[[ Exercise materials, beginning ]]

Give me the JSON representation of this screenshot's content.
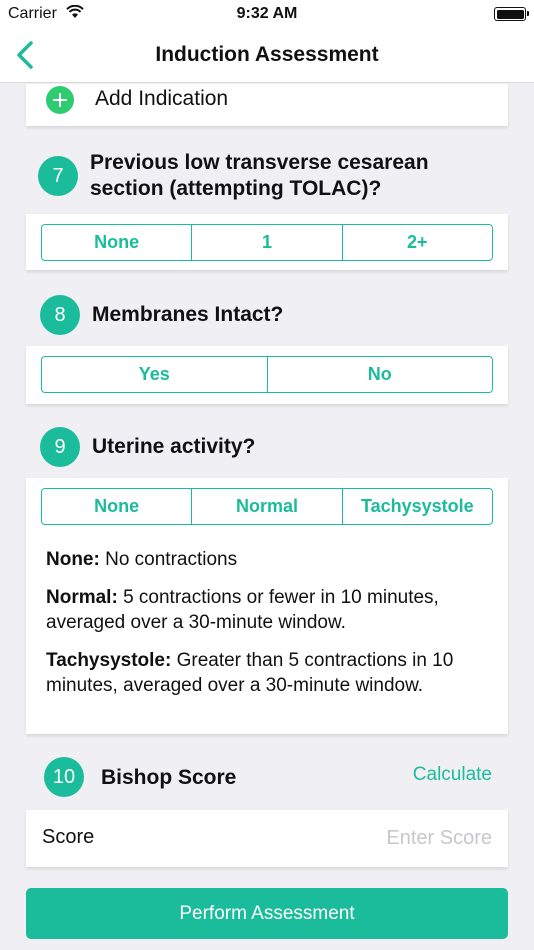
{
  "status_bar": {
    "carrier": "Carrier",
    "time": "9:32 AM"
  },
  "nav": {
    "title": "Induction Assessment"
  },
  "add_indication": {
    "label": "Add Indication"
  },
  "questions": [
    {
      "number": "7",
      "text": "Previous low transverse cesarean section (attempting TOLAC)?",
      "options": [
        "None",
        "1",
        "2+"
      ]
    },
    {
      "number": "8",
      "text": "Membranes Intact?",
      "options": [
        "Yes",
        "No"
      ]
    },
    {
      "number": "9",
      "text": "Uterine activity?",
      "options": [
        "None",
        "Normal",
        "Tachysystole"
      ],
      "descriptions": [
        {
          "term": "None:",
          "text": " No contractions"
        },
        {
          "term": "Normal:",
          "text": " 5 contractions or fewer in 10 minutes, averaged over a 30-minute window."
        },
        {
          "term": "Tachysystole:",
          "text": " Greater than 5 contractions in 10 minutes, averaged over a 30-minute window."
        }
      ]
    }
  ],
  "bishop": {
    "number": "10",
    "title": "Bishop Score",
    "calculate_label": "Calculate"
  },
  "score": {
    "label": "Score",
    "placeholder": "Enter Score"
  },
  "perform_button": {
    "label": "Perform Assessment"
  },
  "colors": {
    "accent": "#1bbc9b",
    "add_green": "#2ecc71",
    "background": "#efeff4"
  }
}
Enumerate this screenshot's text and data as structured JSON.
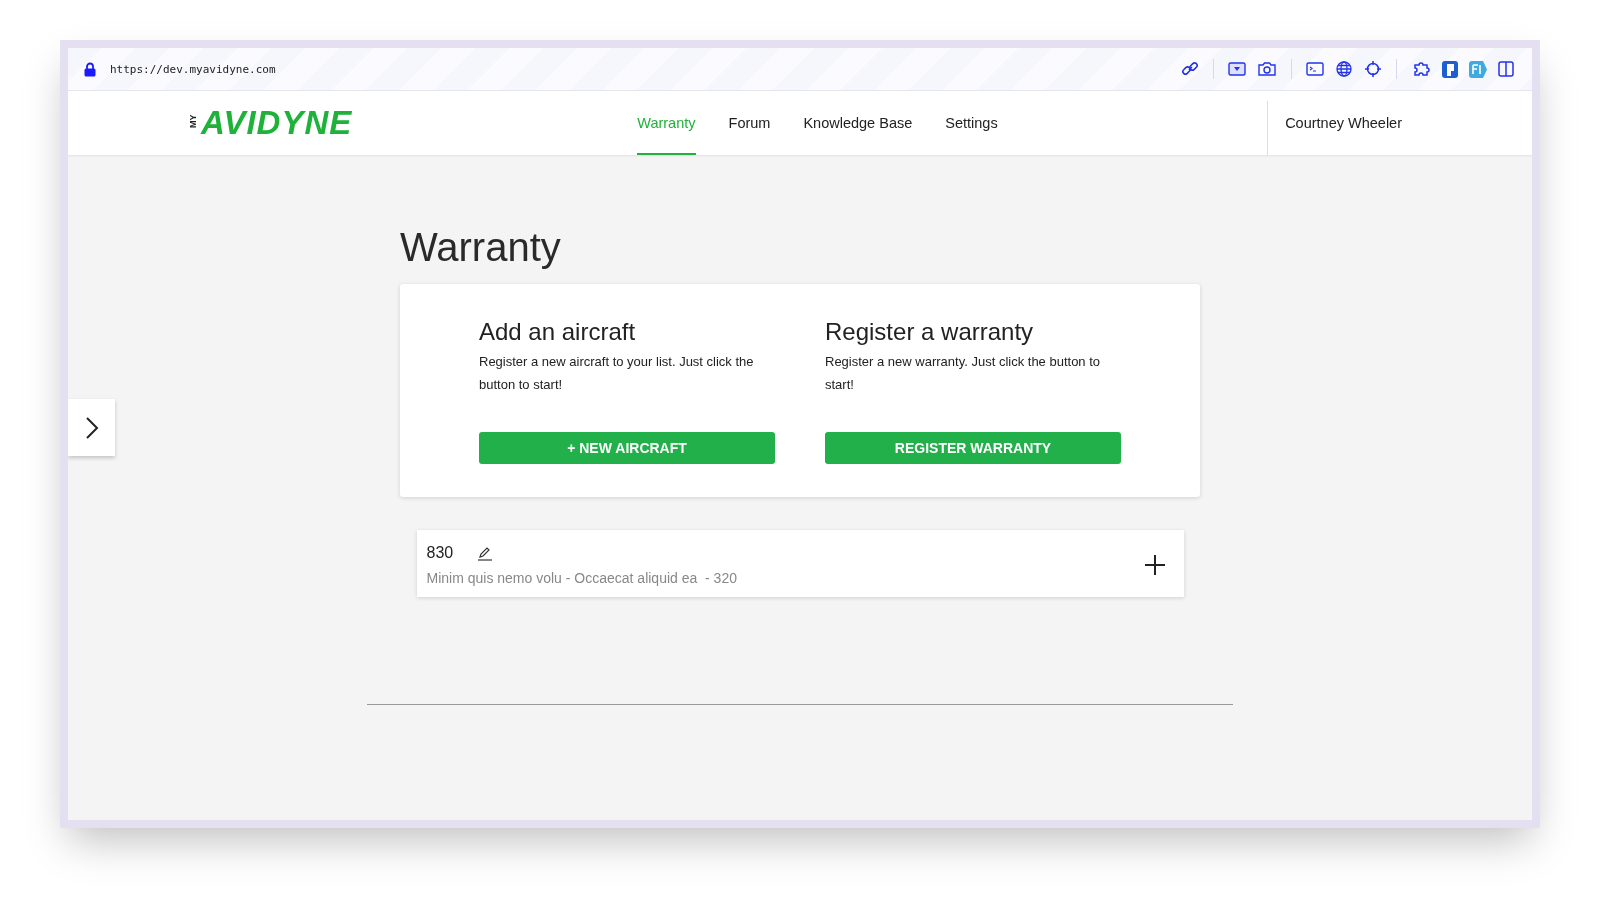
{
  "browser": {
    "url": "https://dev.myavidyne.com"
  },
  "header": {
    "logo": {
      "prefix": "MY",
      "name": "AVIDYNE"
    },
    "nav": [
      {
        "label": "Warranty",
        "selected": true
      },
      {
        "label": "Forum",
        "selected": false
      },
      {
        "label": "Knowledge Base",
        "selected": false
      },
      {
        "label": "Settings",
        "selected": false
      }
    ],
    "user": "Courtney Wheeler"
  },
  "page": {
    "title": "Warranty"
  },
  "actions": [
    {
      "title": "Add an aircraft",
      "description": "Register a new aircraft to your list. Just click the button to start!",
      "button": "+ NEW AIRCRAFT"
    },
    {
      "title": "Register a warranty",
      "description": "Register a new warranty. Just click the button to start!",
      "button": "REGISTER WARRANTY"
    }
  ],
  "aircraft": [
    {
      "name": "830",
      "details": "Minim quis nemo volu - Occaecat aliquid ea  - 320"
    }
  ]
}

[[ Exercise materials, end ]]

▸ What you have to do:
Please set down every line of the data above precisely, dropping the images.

▸ Solved exercise:
Give me the JSON representation of this screenshot's content.
{
  "status_bar": {
    "carrier": "Carrier",
    "time": "9:32 AM"
  },
  "nav": {
    "title": "Induction Assessment"
  },
  "add_indication": {
    "label": "Add Indication"
  },
  "questions": [
    {
      "number": "7",
      "text": "Previous low transverse cesarean section (attempting TOLAC)?",
      "options": [
        "None",
        "1",
        "2+"
      ]
    },
    {
      "number": "8",
      "text": "Membranes Intact?",
      "options": [
        "Yes",
        "No"
      ]
    },
    {
      "number": "9",
      "text": "Uterine activity?",
      "options": [
        "None",
        "Normal",
        "Tachysystole"
      ],
      "descriptions": [
        {
          "term": "None:",
          "text": " No contractions"
        },
        {
          "term": "Normal:",
          "text": " 5 contractions or fewer in 10 minutes, averaged over a 30-minute window."
        },
        {
          "term": "Tachysystole:",
          "text": " Greater than 5 contractions in 10 minutes, averaged over a 30-minute window."
        }
      ]
    }
  ],
  "bishop": {
    "number": "10",
    "title": "Bishop Score",
    "calculate_label": "Calculate"
  },
  "score": {
    "label": "Score",
    "placeholder": "Enter Score"
  },
  "perform_button": {
    "label": "Perform Assessment"
  },
  "colors": {
    "accent": "#1bbc9b",
    "add_green": "#2ecc71",
    "background": "#efeff4"
  }
}
Enumerate this screenshot's text and data as structured JSON.
{
  "browser": {
    "url": "https://dev.myavidyne.com"
  },
  "header": {
    "logo": {
      "prefix": "MY",
      "name": "AVIDYNE"
    },
    "nav": [
      {
        "label": "Warranty",
        "selected": true
      },
      {
        "label": "Forum",
        "selected": false
      },
      {
        "label": "Knowledge Base",
        "selected": false
      },
      {
        "label": "Settings",
        "selected": false
      }
    ],
    "user": "Courtney Wheeler"
  },
  "page": {
    "title": "Warranty"
  },
  "actions": [
    {
      "title": "Add an aircraft",
      "description": "Register a new aircraft to your list. Just click the button to start!",
      "button": "+ NEW AIRCRAFT"
    },
    {
      "title": "Register a warranty",
      "description": "Register a new warranty. Just click the button to start!",
      "button": "REGISTER WARRANTY"
    }
  ],
  "aircraft": [
    {
      "name": "830",
      "details": "Minim quis nemo volu - Occaecat aliquid ea  - 320"
    }
  ]
}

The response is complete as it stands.